Sunday, May 11, 2008

Mothers Day

Normally, gift buying holidays for the adults in our family get bypassed with nary a thought. We decided long ago, well about the time the price of gas crept past the $2.00 per gallon mark, that we just couldn't justify frivolous expenditures. (Kurt commutes to a different state than the one in which we live for work - a hangover from our hurricane survival days.) But this Mother's Day is different. I actually asked for a very specific gift.

It is a Ruger 10/22. Look at the pretty wood and stainless steel.

Lest you wonder about the location of the pod that houses the real me, let me explain.

For the last 2 years, our beautiful flock of layer chickens has freely roamed our property feasting on bugs and green, growing things. However, a couple of weeks ago a family of foxes moved into the portion of the woods next to our property thinking we were offering them an "all you can eat buffet." We've already lost about 5 chickens. One evening, I spotted a coyote stalking my flock. I ran at him screaming, which scared him away from the chickens and off the property. I have not seen him again. The foxes have been more persistent however.

After researching the hunting habits of foxes, we've started keeping our chickens in the coop until later in the morning. We've been staying outside in the evenings until the chickens have returned to their coop and have been secured inside. The hen coop is secure with lots of wire. Under the dirt floor, Kurt buried hardware cloth so predators could not dig their way inside. However, our second coop, the one that will house turkeys in 2 weeks, is not so secure. The foxes are going to have to go.

The kids and I have been clearing the property line of overgrowth on our side. The old fence is in disrepair. We eventually hope to replace the fence. In the meantime, we are clearing out hiding places so the foxes will have to cross more open land to get to the chickens. And now I am armed.

When I first got my gun, I practiced a bit with it so I could aim true. I had to figure out exactly how to line up the two thingies on the barrel. I told Kurt I didn't want a scope or anything high tech. I just wanted a basic 22.

I figured out how to aim the gun. We found an egg on the porch laid by an errant chicken. Not knowing how old it might be, I decided to use it for target practice. I blew it away.

I think Kurt is suffering from gun envy. Gregory told him my gun was semi-automatic. (Kurt's very nice deer rifle is not.) When we told Kurt I was able to explode an egg from across the yard, he positively started to obsess. Kurt wants to shoot an egg. He is so funny. I don't think he can stand not knowing if he can shoot as accurately as I did. And of course he wants to use my gun to do it.

Meanwhile, back to my normal life, I received a most delightful box in the mail from Cary at Serenity Farms.

It is my very first lamb's fleece. I just love the dark, rich color and cannot wait to wash it and start spinning it. We are going to try to make due without air conditioning this summer in an effort to maintain a budget. I have vivid mental pictures of long, lazy days spinning and knitting on my front porch.
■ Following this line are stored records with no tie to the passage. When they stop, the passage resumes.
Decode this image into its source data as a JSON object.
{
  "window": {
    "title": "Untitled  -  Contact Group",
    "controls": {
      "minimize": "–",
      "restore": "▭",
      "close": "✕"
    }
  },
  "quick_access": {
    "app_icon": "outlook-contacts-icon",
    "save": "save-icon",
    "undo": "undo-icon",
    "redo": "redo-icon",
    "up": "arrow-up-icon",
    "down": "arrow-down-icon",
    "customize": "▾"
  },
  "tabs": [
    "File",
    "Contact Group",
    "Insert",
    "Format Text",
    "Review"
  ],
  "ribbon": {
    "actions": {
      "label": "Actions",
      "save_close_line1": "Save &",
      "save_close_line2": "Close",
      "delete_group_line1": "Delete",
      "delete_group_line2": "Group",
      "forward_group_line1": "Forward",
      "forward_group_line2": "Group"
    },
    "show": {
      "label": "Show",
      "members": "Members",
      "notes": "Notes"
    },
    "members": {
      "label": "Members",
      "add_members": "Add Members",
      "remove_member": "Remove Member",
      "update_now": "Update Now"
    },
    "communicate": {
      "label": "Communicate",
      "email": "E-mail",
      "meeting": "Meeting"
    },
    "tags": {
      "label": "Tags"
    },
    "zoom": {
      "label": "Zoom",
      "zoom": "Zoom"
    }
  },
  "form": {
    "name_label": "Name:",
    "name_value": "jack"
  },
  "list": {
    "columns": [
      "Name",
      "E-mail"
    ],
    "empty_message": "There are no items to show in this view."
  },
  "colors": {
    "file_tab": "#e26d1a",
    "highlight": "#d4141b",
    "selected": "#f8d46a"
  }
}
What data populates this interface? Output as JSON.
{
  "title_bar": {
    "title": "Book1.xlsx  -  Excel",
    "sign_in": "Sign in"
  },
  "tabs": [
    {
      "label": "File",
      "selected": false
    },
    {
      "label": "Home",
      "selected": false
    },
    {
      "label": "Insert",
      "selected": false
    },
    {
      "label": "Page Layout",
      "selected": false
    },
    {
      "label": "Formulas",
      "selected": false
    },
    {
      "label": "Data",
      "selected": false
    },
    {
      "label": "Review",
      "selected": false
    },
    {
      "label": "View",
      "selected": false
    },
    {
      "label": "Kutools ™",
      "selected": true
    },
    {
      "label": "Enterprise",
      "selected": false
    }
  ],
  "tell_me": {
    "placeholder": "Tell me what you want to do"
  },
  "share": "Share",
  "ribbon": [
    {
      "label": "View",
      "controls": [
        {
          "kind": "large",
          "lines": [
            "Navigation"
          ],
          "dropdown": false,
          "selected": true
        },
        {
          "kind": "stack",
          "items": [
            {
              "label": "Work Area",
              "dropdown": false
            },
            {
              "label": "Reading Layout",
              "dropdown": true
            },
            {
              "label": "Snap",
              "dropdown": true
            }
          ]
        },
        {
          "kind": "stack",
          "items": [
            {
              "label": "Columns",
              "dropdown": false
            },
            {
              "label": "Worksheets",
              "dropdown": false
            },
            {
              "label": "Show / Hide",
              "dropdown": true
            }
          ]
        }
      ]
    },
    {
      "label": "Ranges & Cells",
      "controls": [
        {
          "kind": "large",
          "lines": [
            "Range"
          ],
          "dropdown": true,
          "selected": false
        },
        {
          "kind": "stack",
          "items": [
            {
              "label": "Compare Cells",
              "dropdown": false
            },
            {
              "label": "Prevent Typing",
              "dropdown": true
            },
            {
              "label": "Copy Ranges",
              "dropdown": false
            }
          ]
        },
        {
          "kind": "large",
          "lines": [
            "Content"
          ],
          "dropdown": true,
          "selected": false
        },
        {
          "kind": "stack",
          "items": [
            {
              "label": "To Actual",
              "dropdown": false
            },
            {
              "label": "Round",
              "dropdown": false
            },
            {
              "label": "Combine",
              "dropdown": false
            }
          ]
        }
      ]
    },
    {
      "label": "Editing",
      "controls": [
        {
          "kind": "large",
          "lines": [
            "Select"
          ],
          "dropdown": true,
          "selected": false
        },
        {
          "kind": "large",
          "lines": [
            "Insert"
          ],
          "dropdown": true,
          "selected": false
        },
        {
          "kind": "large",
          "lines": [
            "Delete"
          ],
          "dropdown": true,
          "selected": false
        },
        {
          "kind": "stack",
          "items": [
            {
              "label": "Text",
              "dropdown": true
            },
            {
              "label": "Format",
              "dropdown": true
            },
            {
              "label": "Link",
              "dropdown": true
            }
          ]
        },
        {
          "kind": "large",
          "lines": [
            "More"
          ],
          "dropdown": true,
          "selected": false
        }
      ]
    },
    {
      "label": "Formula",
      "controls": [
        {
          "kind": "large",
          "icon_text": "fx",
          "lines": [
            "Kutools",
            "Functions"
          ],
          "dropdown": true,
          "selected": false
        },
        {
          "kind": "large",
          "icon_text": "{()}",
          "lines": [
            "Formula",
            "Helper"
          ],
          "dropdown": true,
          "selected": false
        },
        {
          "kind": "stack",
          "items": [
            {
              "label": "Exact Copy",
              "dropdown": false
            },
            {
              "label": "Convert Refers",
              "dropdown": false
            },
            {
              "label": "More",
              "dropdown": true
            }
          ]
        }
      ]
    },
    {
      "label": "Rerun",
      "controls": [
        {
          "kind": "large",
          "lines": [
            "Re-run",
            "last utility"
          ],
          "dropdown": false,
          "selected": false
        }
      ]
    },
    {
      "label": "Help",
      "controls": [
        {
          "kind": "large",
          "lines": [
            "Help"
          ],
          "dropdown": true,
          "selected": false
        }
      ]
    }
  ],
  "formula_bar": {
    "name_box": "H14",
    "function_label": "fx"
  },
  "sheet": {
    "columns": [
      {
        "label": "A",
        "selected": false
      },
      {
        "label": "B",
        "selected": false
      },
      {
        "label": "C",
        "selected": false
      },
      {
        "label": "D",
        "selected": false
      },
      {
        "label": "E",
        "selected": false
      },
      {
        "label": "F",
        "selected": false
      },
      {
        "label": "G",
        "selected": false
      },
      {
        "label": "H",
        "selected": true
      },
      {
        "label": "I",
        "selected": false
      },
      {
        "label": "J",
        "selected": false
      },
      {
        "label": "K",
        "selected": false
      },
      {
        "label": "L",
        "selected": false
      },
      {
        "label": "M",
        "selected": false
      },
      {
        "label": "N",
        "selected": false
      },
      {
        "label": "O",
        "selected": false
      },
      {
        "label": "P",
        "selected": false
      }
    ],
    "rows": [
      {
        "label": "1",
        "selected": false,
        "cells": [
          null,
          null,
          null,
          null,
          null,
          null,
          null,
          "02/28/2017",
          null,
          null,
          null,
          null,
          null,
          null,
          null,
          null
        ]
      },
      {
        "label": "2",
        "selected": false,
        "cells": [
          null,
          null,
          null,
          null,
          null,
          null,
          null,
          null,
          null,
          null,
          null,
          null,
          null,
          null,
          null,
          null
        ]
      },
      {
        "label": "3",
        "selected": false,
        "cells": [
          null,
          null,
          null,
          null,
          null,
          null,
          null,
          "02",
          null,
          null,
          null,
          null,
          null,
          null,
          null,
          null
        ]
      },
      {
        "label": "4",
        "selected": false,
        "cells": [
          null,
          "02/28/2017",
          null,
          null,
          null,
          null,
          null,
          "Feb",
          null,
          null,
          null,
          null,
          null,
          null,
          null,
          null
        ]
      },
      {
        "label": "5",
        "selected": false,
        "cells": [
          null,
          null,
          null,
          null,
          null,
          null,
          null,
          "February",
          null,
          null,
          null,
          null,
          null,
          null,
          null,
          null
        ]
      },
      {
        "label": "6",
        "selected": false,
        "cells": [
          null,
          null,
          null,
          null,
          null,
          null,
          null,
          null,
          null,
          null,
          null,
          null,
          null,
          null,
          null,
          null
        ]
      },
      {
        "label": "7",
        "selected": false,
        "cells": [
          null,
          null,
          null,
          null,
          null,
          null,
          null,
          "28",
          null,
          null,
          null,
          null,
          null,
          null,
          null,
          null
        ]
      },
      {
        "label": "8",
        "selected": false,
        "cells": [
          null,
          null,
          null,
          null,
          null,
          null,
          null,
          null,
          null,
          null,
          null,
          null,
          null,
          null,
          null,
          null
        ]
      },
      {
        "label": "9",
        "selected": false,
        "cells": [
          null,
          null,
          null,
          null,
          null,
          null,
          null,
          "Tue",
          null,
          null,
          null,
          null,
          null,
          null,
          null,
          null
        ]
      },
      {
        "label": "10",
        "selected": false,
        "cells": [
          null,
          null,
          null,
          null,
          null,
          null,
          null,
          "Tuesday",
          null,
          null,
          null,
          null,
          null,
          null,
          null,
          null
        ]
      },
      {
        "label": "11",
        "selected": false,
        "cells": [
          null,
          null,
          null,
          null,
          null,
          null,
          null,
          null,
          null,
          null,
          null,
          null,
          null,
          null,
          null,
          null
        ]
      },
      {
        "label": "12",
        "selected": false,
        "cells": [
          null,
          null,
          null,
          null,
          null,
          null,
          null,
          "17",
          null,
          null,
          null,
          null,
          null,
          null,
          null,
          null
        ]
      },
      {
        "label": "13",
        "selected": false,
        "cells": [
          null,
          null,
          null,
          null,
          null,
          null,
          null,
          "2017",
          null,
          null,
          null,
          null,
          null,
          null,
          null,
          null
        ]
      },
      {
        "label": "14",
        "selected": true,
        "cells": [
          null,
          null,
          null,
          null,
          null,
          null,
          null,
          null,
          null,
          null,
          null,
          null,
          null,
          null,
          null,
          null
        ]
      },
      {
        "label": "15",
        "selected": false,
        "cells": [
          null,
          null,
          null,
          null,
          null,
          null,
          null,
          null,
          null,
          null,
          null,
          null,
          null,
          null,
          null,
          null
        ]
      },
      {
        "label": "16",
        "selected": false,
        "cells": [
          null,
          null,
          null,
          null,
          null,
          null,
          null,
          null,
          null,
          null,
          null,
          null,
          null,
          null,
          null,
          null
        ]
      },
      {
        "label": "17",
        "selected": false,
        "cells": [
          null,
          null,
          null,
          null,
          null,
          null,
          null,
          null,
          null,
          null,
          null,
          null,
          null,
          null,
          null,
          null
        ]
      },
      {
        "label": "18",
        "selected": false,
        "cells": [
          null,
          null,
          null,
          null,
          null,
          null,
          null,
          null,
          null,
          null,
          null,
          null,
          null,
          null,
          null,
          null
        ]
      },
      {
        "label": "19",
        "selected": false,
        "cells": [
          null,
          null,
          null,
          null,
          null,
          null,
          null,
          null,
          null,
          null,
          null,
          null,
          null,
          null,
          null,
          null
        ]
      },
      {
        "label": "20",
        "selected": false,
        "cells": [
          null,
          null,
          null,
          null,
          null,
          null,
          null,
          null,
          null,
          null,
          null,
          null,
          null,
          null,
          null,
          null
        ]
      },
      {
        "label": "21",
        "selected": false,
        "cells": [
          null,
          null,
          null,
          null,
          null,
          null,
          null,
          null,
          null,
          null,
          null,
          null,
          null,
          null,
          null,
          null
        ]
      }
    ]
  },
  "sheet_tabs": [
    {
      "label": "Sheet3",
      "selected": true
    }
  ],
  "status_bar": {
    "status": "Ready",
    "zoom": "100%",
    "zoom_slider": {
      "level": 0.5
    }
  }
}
Recently, most of my time has been put into gardening. We are trying to organically raise as much of our own food as possible for better health and to help with the family budget. After 2 years and now 3 of growing marginal fruits and vegetables on impoverished soil, I am trying to take it to the next level. I am learning about high Brix gardening. Kurt and I even sent off a soil sample so we could find out exactly what our soil needs to be healthy and then produce healthier food for our family. I cannot wait to see how this all turns out.


tabitha said...

It is a rare hubby who will buy his wife a rifle for Mother's Day. He must trust you greatly. :-)
Hope you get those pesky foxes. I wish it were only foxes that bother my hens. I have the neighbor's dogs to contend with.

Caroline in NH said...

Gorgeous fleece, and a nice rifle! Good luck getting the foxes. We had (have?) one around here but mostly manage to fence it out if we can get the hens to mostly forage in the pastures.